We can recall among the selfish people of our acquaintance at least one common characteristic,—the conviction that they are different from other men and women, that they need peculiar consideration because they are more sensitive or more refined. Such people “refuse to be bound by any relation save the personally luxurious ones of love and admiration, or the identity of political opinion, or religious creed.” We have learned to recognize them as selfish, although we blame them not for the will which chooses to be selfish, but for a narrowness of interest which deliberately selects its experience within a limited sphere, and we say that they illustrate the danger of concentrating the mind on narrow and unprogressive issues.
We know, at last, that we can only discover truth by a rational and democratic interest in life, and to give truth complete social expression is the endeavor upon which we are entering. Thus the identification with the common lot which is the essential idea of Democracy becomes the source and expression of social ethics. It is as though we thirsted to drink at the great wells of human experience, because we knew that a daintier or less potent draught would not carry us to the end of the journey, going forward as we must in the heat and jostle of the crowd.

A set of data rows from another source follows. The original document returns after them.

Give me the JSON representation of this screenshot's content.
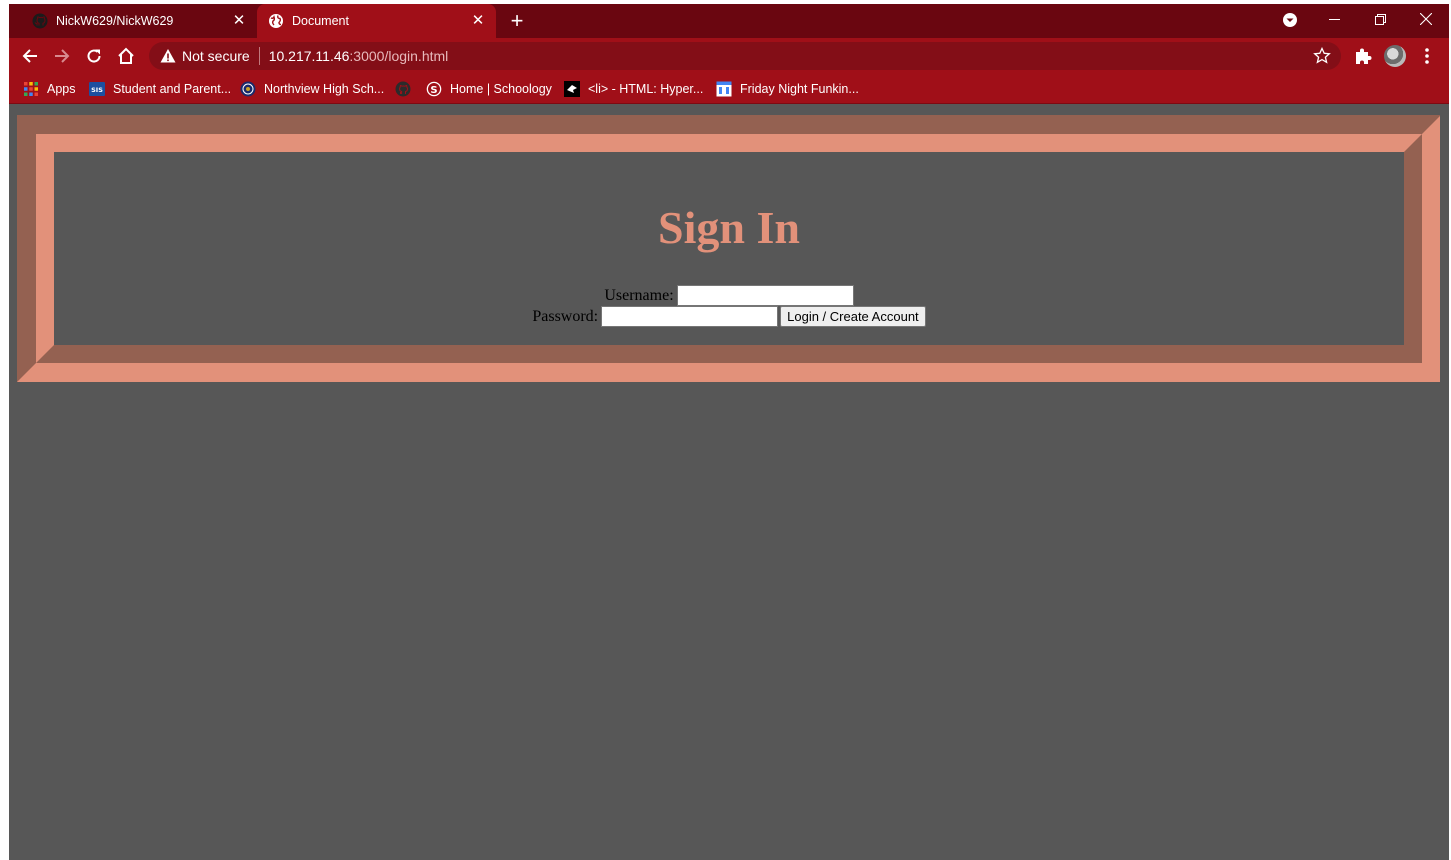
{
  "browser": {
    "tabs": [
      {
        "title": "NickW629/NickW629",
        "active": false,
        "icon": "github-icon"
      },
      {
        "title": "Document",
        "active": true,
        "icon": "globe-icon"
      }
    ],
    "new_tab_label": "+",
    "close_symbol": "✕",
    "security_label": "Not secure",
    "url_host": "10.217.11.46",
    "url_rest": ":3000/login.html",
    "bookmarks": [
      {
        "label": "Apps",
        "icon": "apps-grid-icon"
      },
      {
        "label": "Student and Parent...",
        "icon": "sis-icon"
      },
      {
        "label": "Northview High Sch...",
        "icon": "school-icon"
      },
      {
        "label": "",
        "icon": "github-icon"
      },
      {
        "label": "Home | Schoology",
        "icon": "schoology-icon"
      },
      {
        "label": "<li> - HTML: Hyper...",
        "icon": "mdn-icon"
      },
      {
        "label": "Friday Night Funkin...",
        "icon": "calendar-icon"
      }
    ],
    "colors": {
      "tabstrip": "#6a0610",
      "toolbar": "#a00f18",
      "omnibox": "#830e17"
    }
  },
  "page": {
    "title": "Sign In",
    "username_label": "Username:",
    "username_value": "",
    "password_label": "Password:",
    "password_value": "",
    "submit_label": "Login / Create Account",
    "colors": {
      "background": "#575757",
      "accent": "#e2917a",
      "accent_dark": "#946151"
    }
  }
}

The six following chapters are studies of various types and groups who are being impelled by the newer conception of Democracy to an acceptance of social obligations involving in each instance a new line of conduct. No attempt is made to reach a conclusion, nor to offer advice beyond the assumption that the cure for the ills of Democracy is more Democracy, but the quite unlooked-for result of the studies would seem to indicate that while the strain and perplexity of the situation is felt most keenly by the educated and self-conscious members of the community, the tentative and actual attempts at adjustment are largely coming through those who are simpler and less analytical.
All those hints and glimpses of a larger and more satisfying democracy, which literature and our own hopes supply, have a tendency to slip away from us and to leave us sadly unguided and perplexed when we attempt to act upon them.
Our conceptions of morality, as all our other ideas, pass through a course of development; the difficulty comes in adjusting our conduct, which has become hardened into customs and habits, to these changing moral conceptions. When this adjustment is not made, we suffer from the strain and indecision of believing one hypothesis and acting upon another.
Probably there is no relation in life which our democracy is changing more rapidly than the charitable relation—that relation which obtains between benefactor and beneficiary; at the same time there is no point of contact in our modern experience which reveals so clearly the lack of that equality which democracy implies. We have reached the moment when democracy has made such inroads upon this relationship, that the complacency of the old-fashioned charitable man is gone forever; while, at the same time, the very need and existence of charity, denies us the consolation and freedom which democracy will at last give.